---- Provided information
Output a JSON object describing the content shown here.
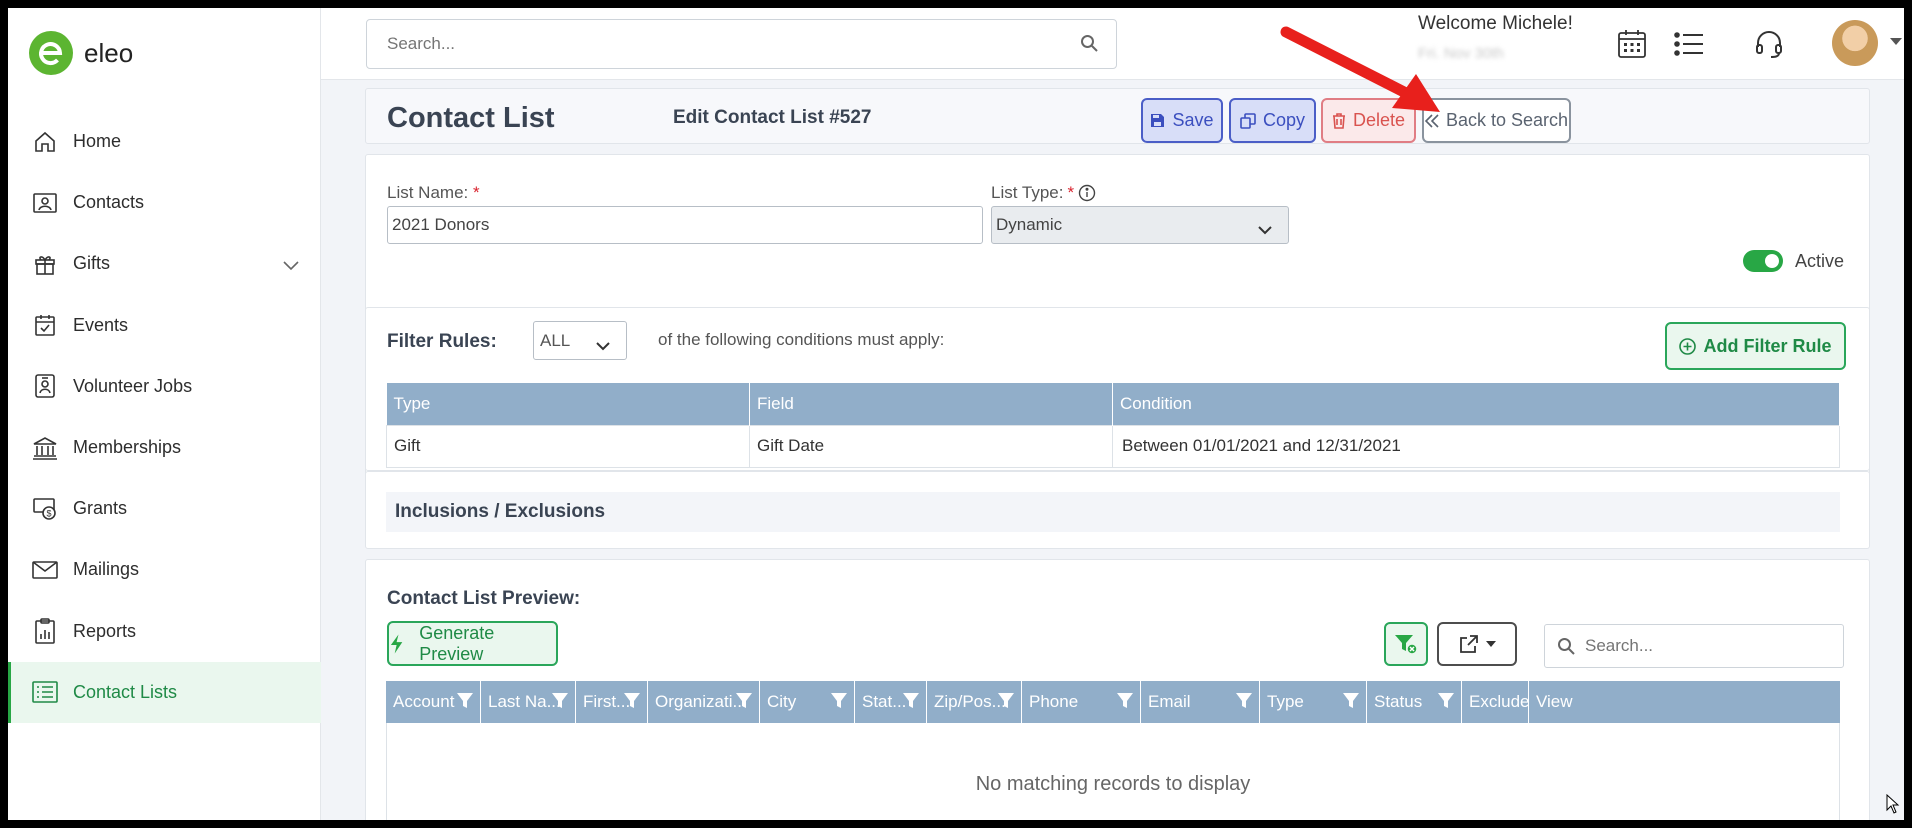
{
  "app": {
    "logo_text": "eleo",
    "brand_color": "#5cb531",
    "accent_color": "#28a745"
  },
  "sidebar": {
    "items": [
      {
        "label": "Home",
        "icon": "home-icon"
      },
      {
        "label": "Contacts",
        "icon": "contacts-icon"
      },
      {
        "label": "Gifts",
        "icon": "gift-icon"
      },
      {
        "label": "Events",
        "icon": "calendar-check-icon"
      },
      {
        "label": "Volunteer Jobs",
        "icon": "badge-icon"
      },
      {
        "label": "Memberships",
        "icon": "bank-icon"
      },
      {
        "label": "Grants",
        "icon": "money-icon"
      },
      {
        "label": "Mailings",
        "icon": "envelope-icon"
      },
      {
        "label": "Reports",
        "icon": "clipboard-chart-icon"
      },
      {
        "label": "Contact Lists",
        "icon": "list-icon"
      }
    ],
    "active": "Contact Lists"
  },
  "topbar": {
    "search_placeholder": "Search...",
    "welcome": "Welcome Michele!",
    "welcome_sub": "Fri. Nov 30th"
  },
  "page": {
    "title": "Contact List",
    "subtitle": "Edit Contact List #527",
    "buttons": {
      "save": "Save",
      "copy": "Copy",
      "delete": "Delete",
      "back": "Back to Search"
    }
  },
  "form": {
    "list_name_label": "List Name:",
    "list_name_value": "2021 Donors",
    "list_type_label": "List Type:",
    "list_type_value": "Dynamic",
    "active_label": "Active",
    "active_on": true,
    "required_mark": "*"
  },
  "filter": {
    "label": "Filter Rules:",
    "match_value": "ALL",
    "condition_text": "of the following conditions must apply:",
    "add_button": "Add Filter Rule",
    "columns": [
      "Type",
      "Field",
      "Condition"
    ],
    "rows": [
      [
        "Gift",
        "Gift Date",
        "Between 01/01/2021 and 12/31/2021"
      ]
    ]
  },
  "inclusions": {
    "title": "Inclusions / Exclusions"
  },
  "preview": {
    "title": "Contact List Preview:",
    "generate_button": "Generate Preview",
    "search_placeholder": "Search...",
    "columns": [
      "Account",
      "Last Na...",
      "First...",
      "Organizati...",
      "City",
      "Stat...",
      "Zip/Pos...",
      "Phone",
      "Email",
      "Type",
      "Status",
      "Exclude",
      "View"
    ],
    "empty_text": "No matching records to display"
  }
}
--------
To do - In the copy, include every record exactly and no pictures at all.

Output for this exercise -
Output a JSON object describing the content shown here.
{
  "app": {
    "logo_text": "eleo",
    "brand_color": "#5cb531",
    "accent_color": "#28a745"
  },
  "sidebar": {
    "items": [
      {
        "label": "Home",
        "icon": "home-icon"
      },
      {
        "label": "Contacts",
        "icon": "contacts-icon"
      },
      {
        "label": "Gifts",
        "icon": "gift-icon"
      },
      {
        "label": "Events",
        "icon": "calendar-check-icon"
      },
      {
        "label": "Volunteer Jobs",
        "icon": "badge-icon"
      },
      {
        "label": "Memberships",
        "icon": "bank-icon"
      },
      {
        "label": "Grants",
        "icon": "money-icon"
      },
      {
        "label": "Mailings",
        "icon": "envelope-icon"
      },
      {
        "label": "Reports",
        "icon": "clipboard-chart-icon"
      },
      {
        "label": "Contact Lists",
        "icon": "list-icon"
      }
    ],
    "active": "Contact Lists"
  },
  "topbar": {
    "search_placeholder": "Search...",
    "welcome": "Welcome Michele!",
    "welcome_sub": "Fri. Nov 30th"
  },
  "page": {
    "title": "Contact List",
    "subtitle": "Edit Contact List #527",
    "buttons": {
      "save": "Save",
      "copy": "Copy",
      "delete": "Delete",
      "back": "Back to Search"
    }
  },
  "form": {
    "list_name_label": "List Name:",
    "list_name_value": "2021 Donors",
    "list_type_label": "List Type:",
    "list_type_value": "Dynamic",
    "active_label": "Active",
    "active_on": true,
    "required_mark": "*"
  },
  "filter": {
    "label": "Filter Rules:",
    "match_value": "ALL",
    "condition_text": "of the following conditions must apply:",
    "add_button": "Add Filter Rule",
    "columns": [
      "Type",
      "Field",
      "Condition"
    ],
    "rows": [
      [
        "Gift",
        "Gift Date",
        "Between 01/01/2021 and 12/31/2021"
      ]
    ]
  },
  "inclusions": {
    "title": "Inclusions / Exclusions"
  },
  "preview": {
    "title": "Contact List Preview:",
    "generate_button": "Generate Preview",
    "search_placeholder": "Search...",
    "columns": [
      "Account",
      "Last Na...",
      "First...",
      "Organizati...",
      "City",
      "Stat...",
      "Zip/Pos...",
      "Phone",
      "Email",
      "Type",
      "Status",
      "Exclude",
      "View"
    ],
    "empty_text": "No matching records to display"
  }
}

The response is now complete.